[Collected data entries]
========

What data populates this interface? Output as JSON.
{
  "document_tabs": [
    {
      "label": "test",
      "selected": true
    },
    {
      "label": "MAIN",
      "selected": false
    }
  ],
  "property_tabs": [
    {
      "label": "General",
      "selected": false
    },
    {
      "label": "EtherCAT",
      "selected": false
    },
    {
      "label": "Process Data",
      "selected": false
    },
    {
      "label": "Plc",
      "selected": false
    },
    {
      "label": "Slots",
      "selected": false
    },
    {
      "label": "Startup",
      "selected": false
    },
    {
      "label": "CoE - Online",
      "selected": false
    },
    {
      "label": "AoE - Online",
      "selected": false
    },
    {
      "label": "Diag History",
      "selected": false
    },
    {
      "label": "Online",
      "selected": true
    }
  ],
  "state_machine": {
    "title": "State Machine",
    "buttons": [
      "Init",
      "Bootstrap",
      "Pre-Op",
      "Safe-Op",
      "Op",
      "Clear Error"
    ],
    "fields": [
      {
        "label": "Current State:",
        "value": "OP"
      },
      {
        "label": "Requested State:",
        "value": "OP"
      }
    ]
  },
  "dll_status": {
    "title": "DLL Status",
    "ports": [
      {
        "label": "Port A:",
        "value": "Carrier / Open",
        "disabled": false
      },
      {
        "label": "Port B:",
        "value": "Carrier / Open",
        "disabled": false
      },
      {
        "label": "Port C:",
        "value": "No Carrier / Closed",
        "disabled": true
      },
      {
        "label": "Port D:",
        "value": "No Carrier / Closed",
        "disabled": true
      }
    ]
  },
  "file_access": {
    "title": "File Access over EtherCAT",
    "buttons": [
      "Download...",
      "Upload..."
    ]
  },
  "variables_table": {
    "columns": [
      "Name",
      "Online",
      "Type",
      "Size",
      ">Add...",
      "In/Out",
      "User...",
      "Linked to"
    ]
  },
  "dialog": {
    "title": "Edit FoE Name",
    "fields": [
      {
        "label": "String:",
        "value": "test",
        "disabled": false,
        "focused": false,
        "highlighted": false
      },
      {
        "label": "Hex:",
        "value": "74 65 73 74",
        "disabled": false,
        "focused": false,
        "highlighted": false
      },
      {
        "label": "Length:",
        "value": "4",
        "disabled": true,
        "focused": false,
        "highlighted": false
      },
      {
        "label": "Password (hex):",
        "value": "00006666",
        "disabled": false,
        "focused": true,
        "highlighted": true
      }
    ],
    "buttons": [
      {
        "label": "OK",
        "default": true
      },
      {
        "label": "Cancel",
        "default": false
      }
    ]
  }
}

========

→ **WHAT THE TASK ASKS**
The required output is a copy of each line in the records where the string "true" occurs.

→ **OUTPUT FOR THIS TASK**
      "selected": true
      "selected": true
        "disabled": true
        "disabled": true
        "disabled": true,
        "focused": true,
        "highlighted": true
        "default": true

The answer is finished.